There are many good new websites dealing with the same subject matter with more bells and whistles (e.g. Community21Community Heart and Soul) but remains an unrivalled resource of basic how-to guidance and listings.

Succession planning

But needs investment to update it, technically and editorially. The original business model of securing funding from advertising is no longer sufficient (as many other idealistic web publishers have found) and Nick Wates Associates, which owns the copyright, no longer has the necessary resources to subsidise it. We are therefore looking for a partner or partners to invest in it and take it forward.

Any takers please get in touch.

Nick Wates

Screenshot of the Home page, 2017, The site now contains 52 universal principles,  60 engagement methods, 22 development scenarios, 14 in-depth case studies,  7 special features, 205 publication listings, 125 website listings, 892 glossary items and much more.

40 years on

The 1976 United Nations Habitat conference in Vancouver was a significant moment for many of my generation. Human settlements were being discussed at a global level and public participation in their creation and management was the dominant theme. In my file of the event I found an unpublished article I wrote about it at the time which you can see here. It will be interesting to see if the conclusions on Habitat III – taking place in Quito, Ecuador this week – will be substantially different. I doubt it but live in hope.

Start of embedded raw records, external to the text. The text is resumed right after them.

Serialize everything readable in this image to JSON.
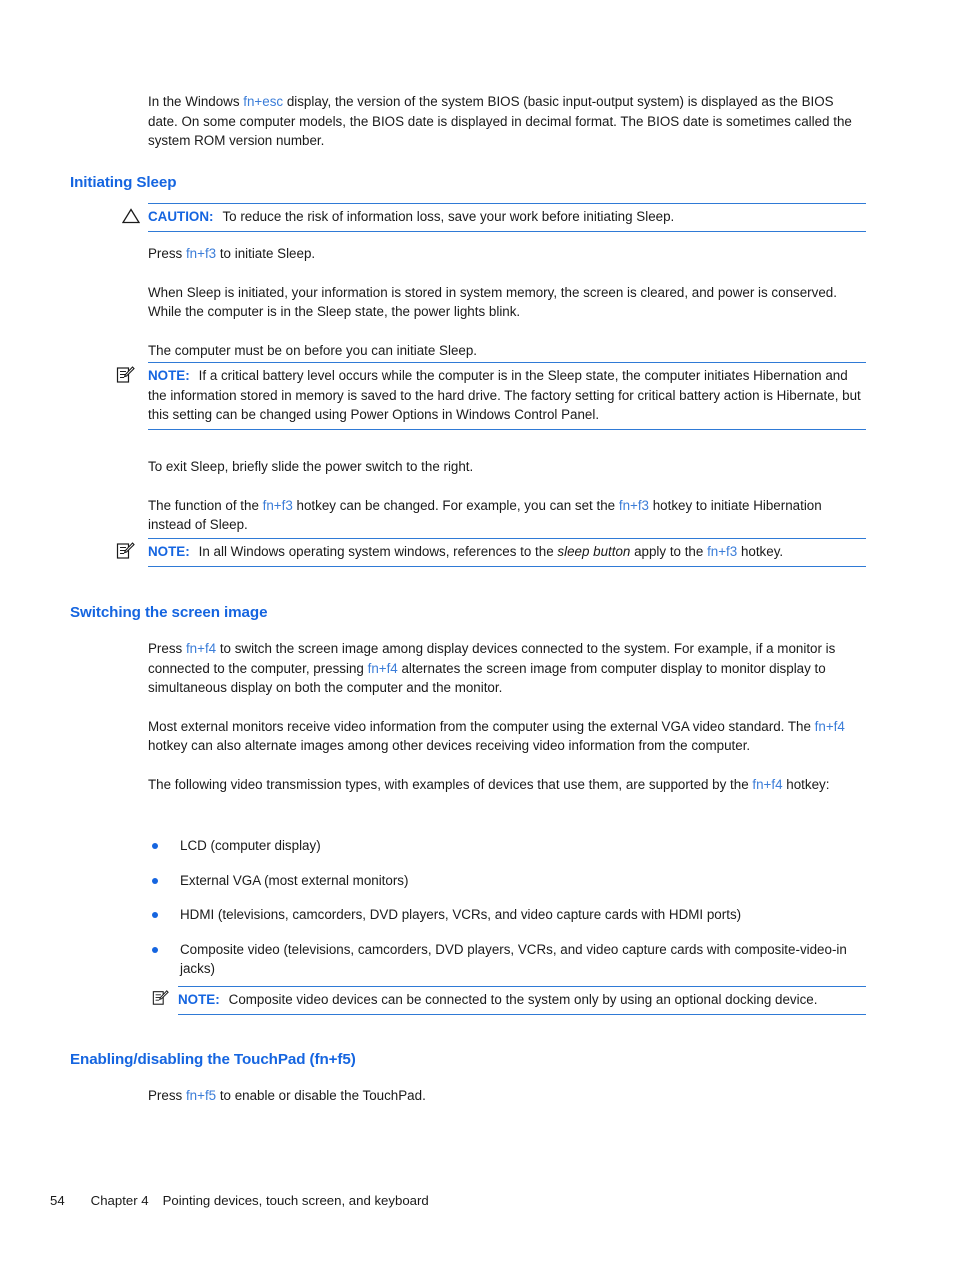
{
  "document": {
    "intro": {
      "before_key": "In the Windows ",
      "key": "fn+esc",
      "after_key": " display, the version of the system BIOS (basic input-output system) is displayed as the BIOS date. On some computer models, the BIOS date is displayed in decimal format. The BIOS date is sometimes called the system ROM version number."
    },
    "sections": [
      {
        "heading": "Initiating Sleep",
        "caution": {
          "icon": "warning-triangle-icon",
          "label": "CAUTION:",
          "text": "To reduce the risk of information loss, save your work before initiating Sleep."
        },
        "p_press_sleep": {
          "before_key": "Press ",
          "key": "fn+f3",
          "after_key": " to initiate Sleep."
        },
        "p_when_sleep": "When Sleep is initiated, your information is stored in system memory, the screen is cleared, and power is conserved. While the computer is in the Sleep state, the power lights blink.",
        "p_must_be_on": "The computer must be on before you can initiate Sleep.",
        "note_battery": {
          "icon": "note-pencil-icon",
          "label": "NOTE:",
          "text": "If a critical battery level occurs while the computer is in the Sleep state, the computer initiates Hibernation and the information stored in memory is saved to the hard drive. The factory setting for critical battery action is Hibernate, but this setting can be changed using Power Options in Windows Control Panel."
        },
        "p_exit_sleep": "To exit Sleep, briefly slide the power switch to the right.",
        "p_function": {
          "s1": "The function of the ",
          "k1": "fn+f3",
          "s2": " hotkey can be changed. For example, you can set the ",
          "k2": "fn+f3",
          "s3": " hotkey to initiate Hibernation instead of Sleep."
        },
        "note_sleepbutton": {
          "icon": "note-pencil-icon",
          "label": "NOTE:",
          "s1": "In all Windows operating system windows, references to the ",
          "italic": "sleep button",
          "s2": " apply to the ",
          "k1": "fn+f3",
          "s3": " hotkey."
        }
      },
      {
        "heading": "Switching the screen image",
        "p_press_f4": {
          "s1": "Press ",
          "k1": "fn+f4",
          "s2": " to switch the screen image among display devices connected to the system. For example, if a monitor is connected to the computer, pressing ",
          "k2": "fn+f4",
          "s3": " alternates the screen image from computer display to monitor display to simultaneous display on both the computer and the monitor."
        },
        "p_vga": {
          "s1": "Most external monitors receive video information from the computer using the external VGA video standard. The ",
          "k1": "fn+f4",
          "s2": " hotkey can also alternate images among other devices receiving video information from the computer."
        },
        "p_types": {
          "s1": "The following video transmission types, with examples of devices that use them, are supported by the ",
          "k1": "fn+f4",
          "s2": " hotkey:"
        },
        "bullets": [
          "LCD (computer display)",
          "External VGA (most external monitors)",
          "HDMI (televisions, camcorders, DVD players, VCRs, and video capture cards with HDMI ports)",
          "Composite video (televisions, camcorders, DVD players, VCRs, and video capture cards with composite-video-in jacks)"
        ],
        "note_composite": {
          "icon": "note-pencil-icon",
          "label": "NOTE:",
          "text": "Composite video devices can be connected to the system only by using an optional docking device."
        }
      },
      {
        "heading": "Enabling/disabling the TouchPad (fn+f5)",
        "p_press_f5": {
          "s1": "Press ",
          "k1": "fn+f5",
          "s2": " to enable or disable the TouchPad."
        }
      }
    ],
    "footer": {
      "page_number": "54",
      "chapter": "Chapter 4",
      "chapter_title": "Pointing devices, touch screen, and keyboard"
    },
    "colors": {
      "heading_blue": "#1565e0",
      "inline_key_blue": "#3b7dd8",
      "rule_blue": "#2f7ad6",
      "body_black": "#1a1a1a"
    }
  }
}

Unable to get to Quito, my modest contribution to Habitat III has been supporting an initiative on John FC Turner’s work which you can see here.

And here are two archive photos:

Nick Wates at Habitat 1976
Address to Habitat Forum 1976 by (I think) Barbara Ward.


How it started for me

In my early teens I had the good fortune to live by a wonderful Lakeland river where I spent a great deal of my spare time. When it rained up the valley the river became a raging torrent, in a drought it almost disappeared. Over the years I got to know every rock and stone. I knew exactly where to jump across with different volumes of water. I knew which stones became treacherously slippery when wet, under which stone one might find fish and when it might be possible to use a canoe.

The River Sprint, Cumbria
The River Sprint, Cumbria
The River Sprint, Cumbria
The River Sprint, Cumbria

Every now and then a local property owner or statutory body would make an intervention; constructing new fences, repairing a weir or cutting down trees. And it was amazing how often these interventions seemed to have a negative effect on my use of the river and also seemed to me to be a waste of resources which could have been spent much better on something else. I had lots of ideas of what could have been done to improve my local environment but of course nobody ever asked me.

This was my awakening to the simple truth that the people who understand a piece of environment best are the people who use it and if you want to make it function better then these people need to be involved in generating the solution.

Later, at university in London, I discovered to my amazement that this seemingly obvious principle was not part of the practice of modern day architecture and planning resulting in the most horrendous acts of destruction and people being condemned to live in the most appalling environments.

But I also discovered that all over the world there were people exploring new and creative ways of involving local people in the creation and management of their environment. Exploring this phenomenon has become the focus of my work.

Nick Wates